National land restoration scaling conference in Kenya

Kenya has made major commitments to international agreements on land restoration, climate change, and biodiversity, because there is widespread appreciation among the leadership and citizenry that it is important to address these challenges. This webinar helped foster better synergies between initiatives, agree on areas for coordinated implementation and monitoring, and create mechanisms that will better harness the collective strengths of government with non-government organizations, research and the private sector to move collectively towards addressing the national challenges and meeting the commitments.

Youth power in restoration

Kenyan youths have over the years been playing a crucial role in landscape restoration. The youth highlighted the need for meaningful partnership to implement restoration activities with state, local, national and global partners, to have income generating restoration initiatives that provide them with sources of livelihood while restoring degraded landscapes and to have access to knowledge and technology through capacity building that helps them address real-world challenges.

Roots of Farmer Managed Natural Regeneration (FMNR) movement

The discussions on this webinar revolved around the evolution of FMNR in Kenya from an indigenous practice to a movement for restoring livelihoods, food security, social cohesion, and landscapes across the country.
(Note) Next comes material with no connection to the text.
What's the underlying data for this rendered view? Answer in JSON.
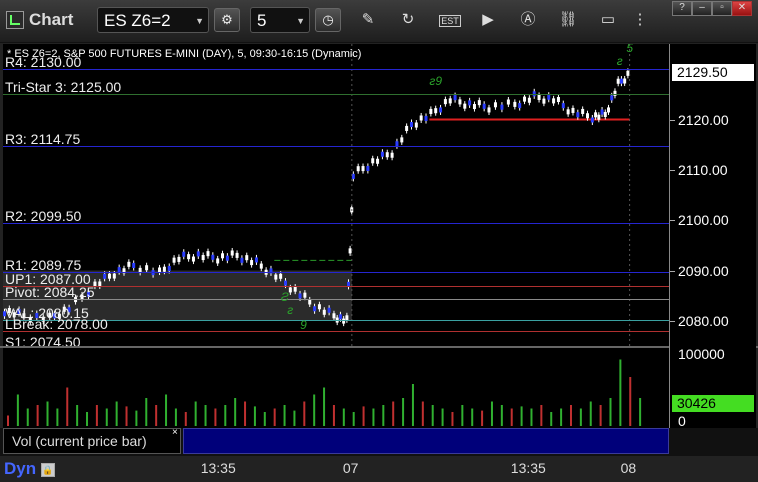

A proposal to create an FMNR movement was also tabled to help organizations working on FMNR to network and synergize their efforts as they upscale to other different parts of Kenya where FMNR has not yet been introduced.

Forest landscape restoration monitoring and reporting

As the world marked the launch of the United Nations Decade for Ecosystem Restoration, questions are rightly being asked about how do we know if we’re succeeding or not in restoring the millions of hectares of degraded land that have been committed by countries globally. A joint national working group for forest landscape restoration monitoring and reporting webinar, shared ways to develop a shared vision for an integrated restoration monitoring and reporting framework and accompanying mechanism for Kenya. As a way forward, there is a need to have a master plan and have it implemented at the field level. There is also a need to have in place a national monitoring framework platform that is beyond project timelines.

Kenya’s private sector engagement in landscape restoration

Enterprise solutions in landscape restoration are a way for the private sector to pay back to the environment. In an engaging and informative webinar on Kenya’s private sector engagement in landscape restoration, the private sector actors in Kenya showcased their efforts and contributions to the government’s commitment to restore 5.1 million hectares of land in the country by 2030. They showcased ways in which the private sector can upscale their efforts, tackle challenges they face as they engage in landscape restoration as well as attract more private sector actors who are not yet involved in the restoration movement to join.

Training resources and capacity building needs for landscape restoration in Kenya

This webinar as aimed at discussing the training and capacity-building needs of all organizations who are committed to the achievement of Kenya’s target to restore at least 5.1 million hectares by 2030. It also demonstrated how the network of public, private and community organizations that is forming to collaborate in landscape restoration can identify best practices and methodologies for implementing cost-effective and efficient scaling of restoration, and strengthen their respective technical capacities to implement restoration. A capacity-building needs assessment survey/tool was showcased that has been developed to help organizations assess their capacity and future plans for building capacities, and share information that can assist the community of organizations to work jointly to implement restoration.